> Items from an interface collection
"""
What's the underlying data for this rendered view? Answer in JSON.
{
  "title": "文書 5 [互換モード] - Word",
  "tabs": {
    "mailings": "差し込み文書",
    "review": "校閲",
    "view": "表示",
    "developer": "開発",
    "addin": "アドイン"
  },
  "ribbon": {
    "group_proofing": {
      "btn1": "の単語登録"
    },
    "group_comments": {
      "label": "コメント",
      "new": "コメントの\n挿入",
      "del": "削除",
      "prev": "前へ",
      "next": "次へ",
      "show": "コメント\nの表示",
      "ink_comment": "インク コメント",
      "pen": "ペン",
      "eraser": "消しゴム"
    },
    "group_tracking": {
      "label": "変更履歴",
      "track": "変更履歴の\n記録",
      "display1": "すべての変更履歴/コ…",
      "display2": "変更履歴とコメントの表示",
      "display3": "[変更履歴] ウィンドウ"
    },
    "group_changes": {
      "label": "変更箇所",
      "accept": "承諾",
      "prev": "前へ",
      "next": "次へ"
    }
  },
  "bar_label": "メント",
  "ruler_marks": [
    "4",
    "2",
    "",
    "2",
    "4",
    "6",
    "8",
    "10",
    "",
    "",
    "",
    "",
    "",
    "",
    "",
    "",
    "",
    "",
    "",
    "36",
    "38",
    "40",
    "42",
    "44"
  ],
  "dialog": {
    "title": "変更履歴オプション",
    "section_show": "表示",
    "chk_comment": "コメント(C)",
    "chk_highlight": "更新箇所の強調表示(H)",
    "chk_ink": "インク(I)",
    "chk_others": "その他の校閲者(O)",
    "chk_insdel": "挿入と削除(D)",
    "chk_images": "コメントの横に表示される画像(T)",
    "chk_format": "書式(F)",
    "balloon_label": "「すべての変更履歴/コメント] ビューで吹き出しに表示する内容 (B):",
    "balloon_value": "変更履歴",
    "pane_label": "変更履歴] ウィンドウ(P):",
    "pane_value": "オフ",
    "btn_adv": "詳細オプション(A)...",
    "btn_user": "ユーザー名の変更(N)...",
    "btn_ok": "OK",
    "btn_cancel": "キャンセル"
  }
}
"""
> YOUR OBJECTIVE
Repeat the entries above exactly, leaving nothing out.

> ANSWER AREA
What's the underlying data for this rendered view? Answer in JSON.
{
  "title": "文書 5 [互換モード] - Word",
  "tabs": {
    "mailings": "差し込み文書",
    "review": "校閲",
    "view": "表示",
    "developer": "開発",
    "addin": "アドイン"
  },
  "ribbon": {
    "group_proofing": {
      "btn1": "の単語登録"
    },
    "group_comments": {
      "label": "コメント",
      "new": "コメントの\n挿入",
      "del": "削除",
      "prev": "前へ",
      "next": "次へ",
      "show": "コメント\nの表示",
      "ink_comment": "インク コメント",
      "pen": "ペン",
      "eraser": "消しゴム"
    },
    "group_tracking": {
      "label": "変更履歴",
      "track": "変更履歴の\n記録",
      "display1": "すべての変更履歴/コ…",
      "display2": "変更履歴とコメントの表示",
      "display3": "[変更履歴] ウィンドウ"
    },
    "group_changes": {
      "label": "変更箇所",
      "accept": "承諾",
      "prev": "前へ",
      "next": "次へ"
    }
  },
  "bar_label": "メント",
  "ruler_marks": [
    "4",
    "2",
    "",
    "2",
    "4",
    "6",
    "8",
    "10",
    "",
    "",
    "",
    "",
    "",
    "",
    "",
    "",
    "",
    "",
    "",
    "36",
    "38",
    "40",
    "42",
    "44"
  ],
  "dialog": {
    "title": "変更履歴オプション",
    "section_show": "表示",
    "chk_comment": "コメント(C)",
    "chk_highlight": "更新箇所の強調表示(H)",
    "chk_ink": "インク(I)",
    "chk_others": "その他の校閲者(O)",
    "chk_insdel": "挿入と削除(D)",
    "chk_images": "コメントの横に表示される画像(T)",
    "chk_format": "書式(F)",
    "balloon_label": "「すべての変更履歴/コメント] ビューで吹き出しに表示する内容 (B):",
    "balloon_value": "変更履歴",
    "pane_label": "変更履歴] ウィンドウ(P):",
    "pane_value": "オフ",
    "btn_adv": "詳細オプション(A)...",
    "btn_user": "ユーザー名の変更(N)...",
    "btn_ok": "OK",
    "btn_cancel": "キャンセル"
  }
}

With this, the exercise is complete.